-- Opening Marker --

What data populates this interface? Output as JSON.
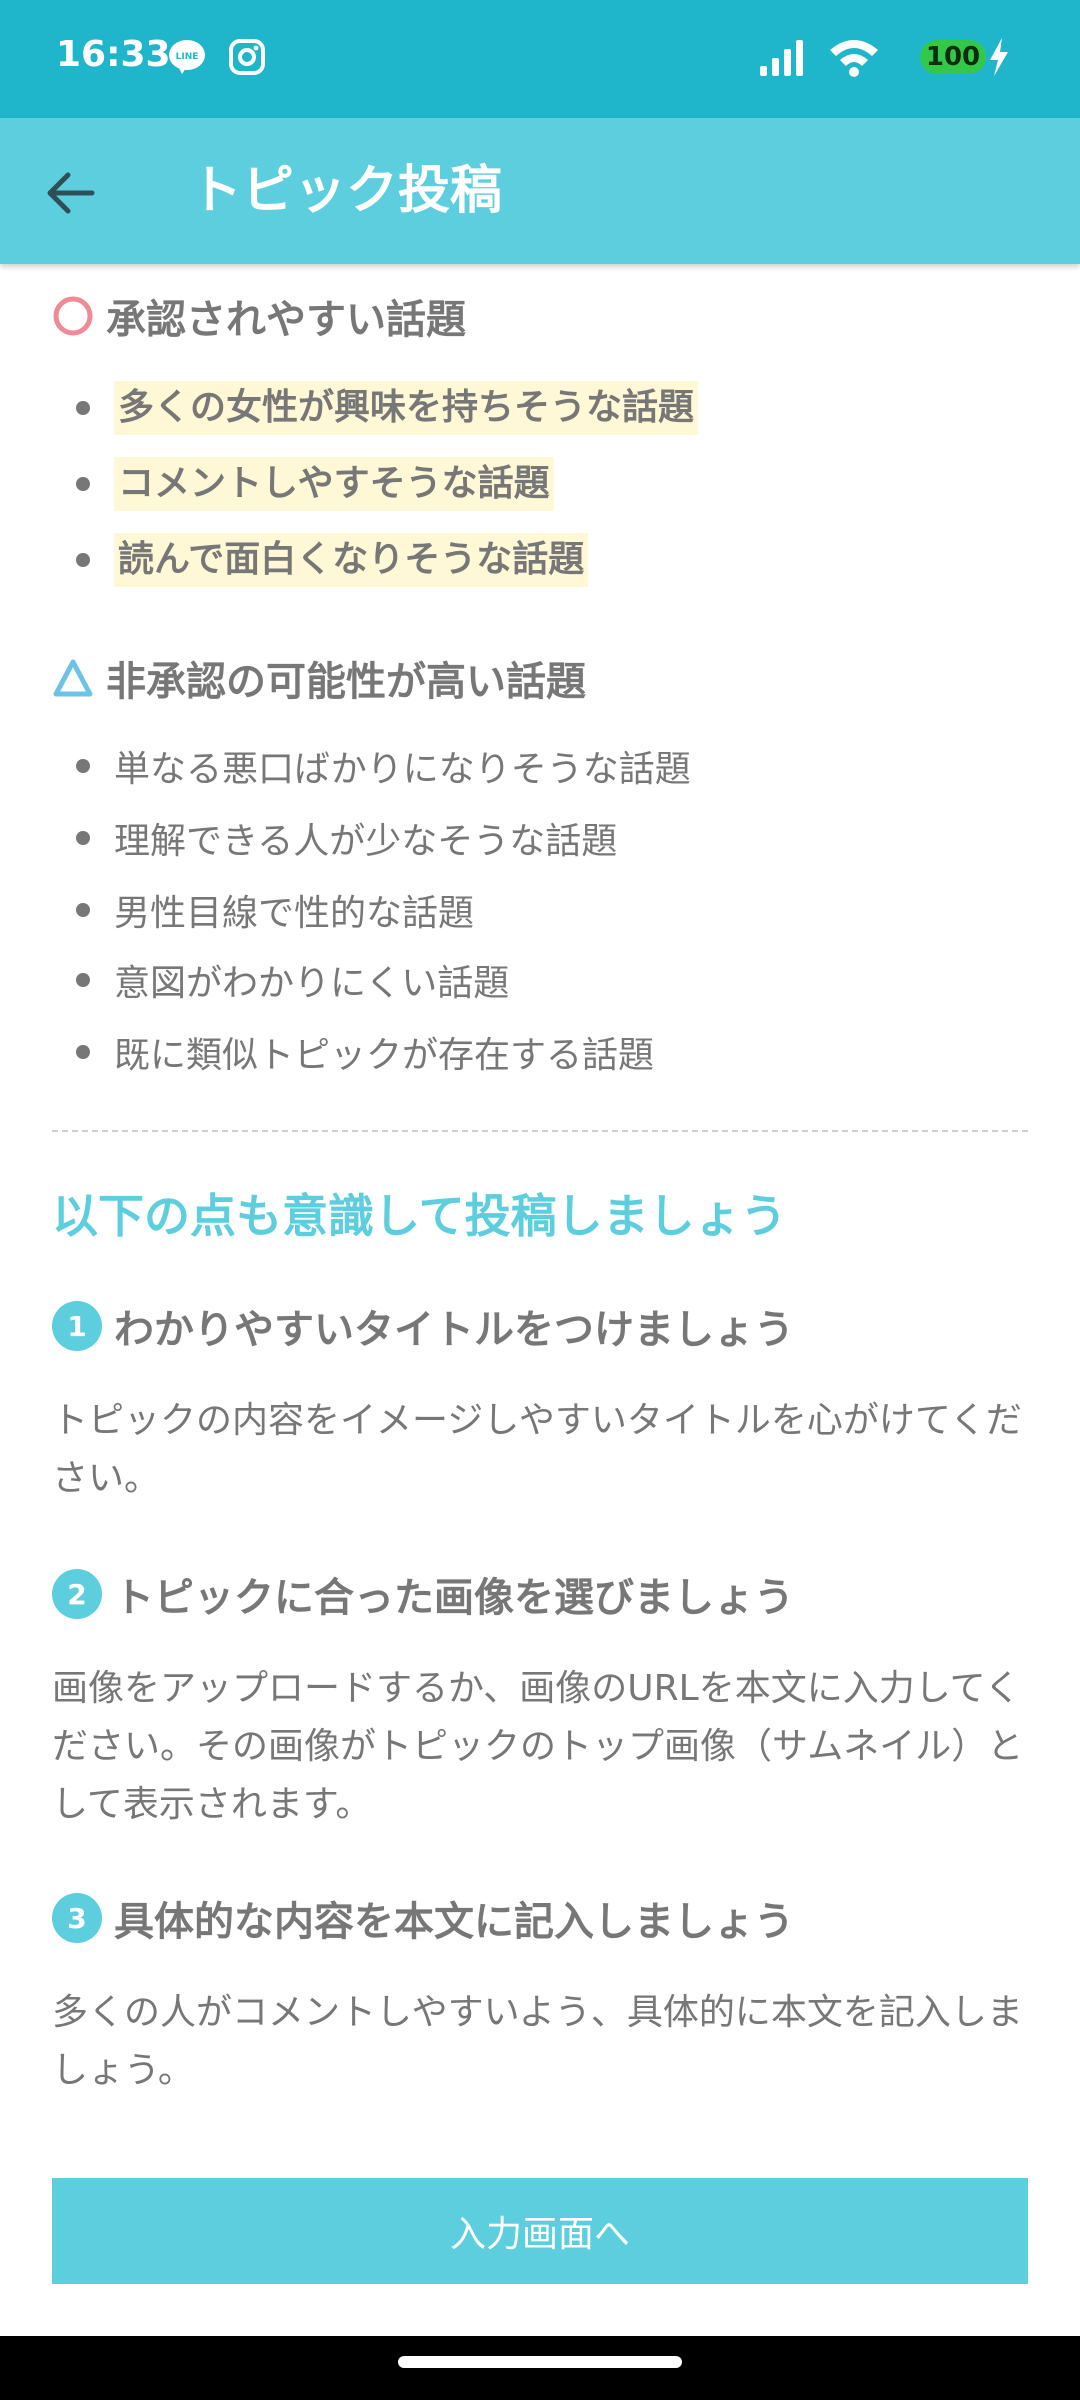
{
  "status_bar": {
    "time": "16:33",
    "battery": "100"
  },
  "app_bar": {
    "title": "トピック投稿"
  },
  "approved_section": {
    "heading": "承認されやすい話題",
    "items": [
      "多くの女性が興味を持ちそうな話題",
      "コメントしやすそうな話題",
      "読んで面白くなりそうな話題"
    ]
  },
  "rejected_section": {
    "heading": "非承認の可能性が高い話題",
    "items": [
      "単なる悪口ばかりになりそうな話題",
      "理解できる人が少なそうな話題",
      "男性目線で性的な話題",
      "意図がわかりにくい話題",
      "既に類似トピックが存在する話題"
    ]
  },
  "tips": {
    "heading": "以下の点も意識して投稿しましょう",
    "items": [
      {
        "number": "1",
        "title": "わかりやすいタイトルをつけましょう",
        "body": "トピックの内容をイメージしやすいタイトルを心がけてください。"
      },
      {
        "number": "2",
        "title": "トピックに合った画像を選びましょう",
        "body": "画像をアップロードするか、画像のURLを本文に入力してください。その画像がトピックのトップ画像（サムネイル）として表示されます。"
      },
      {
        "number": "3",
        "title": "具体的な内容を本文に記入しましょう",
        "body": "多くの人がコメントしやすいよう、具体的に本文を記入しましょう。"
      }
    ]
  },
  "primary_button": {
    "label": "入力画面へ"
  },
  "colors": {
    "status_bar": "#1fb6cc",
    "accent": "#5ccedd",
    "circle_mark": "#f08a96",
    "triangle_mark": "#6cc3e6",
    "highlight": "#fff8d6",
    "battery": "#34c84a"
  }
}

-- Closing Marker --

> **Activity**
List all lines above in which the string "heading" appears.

> **Response area**
    "heading": "承認されやすい話題",
    "heading": "非承認の可能性が高い話題",
    "heading": "以下の点も意識して投稿しましょう",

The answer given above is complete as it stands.